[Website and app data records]

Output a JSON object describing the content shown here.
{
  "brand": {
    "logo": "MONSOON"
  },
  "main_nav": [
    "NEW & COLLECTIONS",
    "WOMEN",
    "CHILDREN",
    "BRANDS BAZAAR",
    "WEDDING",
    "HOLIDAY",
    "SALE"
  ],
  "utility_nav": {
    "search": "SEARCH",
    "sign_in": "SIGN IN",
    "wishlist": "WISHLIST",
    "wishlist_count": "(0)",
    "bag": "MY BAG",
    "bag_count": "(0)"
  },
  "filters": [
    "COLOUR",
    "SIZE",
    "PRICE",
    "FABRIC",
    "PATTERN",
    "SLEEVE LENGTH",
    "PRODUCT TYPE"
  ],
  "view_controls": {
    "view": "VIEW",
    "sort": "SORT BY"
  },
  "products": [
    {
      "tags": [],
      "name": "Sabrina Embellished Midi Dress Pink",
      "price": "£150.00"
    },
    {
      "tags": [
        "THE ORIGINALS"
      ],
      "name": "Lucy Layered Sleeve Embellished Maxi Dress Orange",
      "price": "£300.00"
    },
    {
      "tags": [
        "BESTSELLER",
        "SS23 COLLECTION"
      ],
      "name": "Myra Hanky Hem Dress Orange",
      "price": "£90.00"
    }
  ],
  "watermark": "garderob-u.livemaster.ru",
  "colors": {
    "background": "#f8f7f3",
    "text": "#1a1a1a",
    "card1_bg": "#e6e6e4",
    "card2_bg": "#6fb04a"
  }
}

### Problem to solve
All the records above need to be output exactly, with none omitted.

### Exercise solution
Output a JSON object describing the content shown here.
{
  "brand": {
    "logo": "MONSOON"
  },
  "main_nav": [
    "NEW & COLLECTIONS",
    "WOMEN",
    "CHILDREN",
    "BRANDS BAZAAR",
    "WEDDING",
    "HOLIDAY",
    "SALE"
  ],
  "utility_nav": {
    "search": "SEARCH",
    "sign_in": "SIGN IN",
    "wishlist": "WISHLIST",
    "wishlist_count": "(0)",
    "bag": "MY BAG",
    "bag_count": "(0)"
  },
  "filters": [
    "COLOUR",
    "SIZE",
    "PRICE",
    "FABRIC",
    "PATTERN",
    "SLEEVE LENGTH",
    "PRODUCT TYPE"
  ],
  "view_controls": {
    "view": "VIEW",
    "sort": "SORT BY"
  },
  "products": [
    {
      "tags": [],
      "name": "Sabrina Embellished Midi Dress Pink",
      "price": "£150.00"
    },
    {
      "tags": [
        "THE ORIGINALS"
      ],
      "name": "Lucy Layered Sleeve Embellished Maxi Dress Orange",
      "price": "£300.00"
    },
    {
      "tags": [
        "BESTSELLER",
        "SS23 COLLECTION"
      ],
      "name": "Myra Hanky Hem Dress Orange",
      "price": "£90.00"
    }
  ],
  "watermark": "garderob-u.livemaster.ru",
  "colors": {
    "background": "#f8f7f3",
    "text": "#1a1a1a",
    "card1_bg": "#e6e6e4",
    "card2_bg": "#6fb04a"
  }
}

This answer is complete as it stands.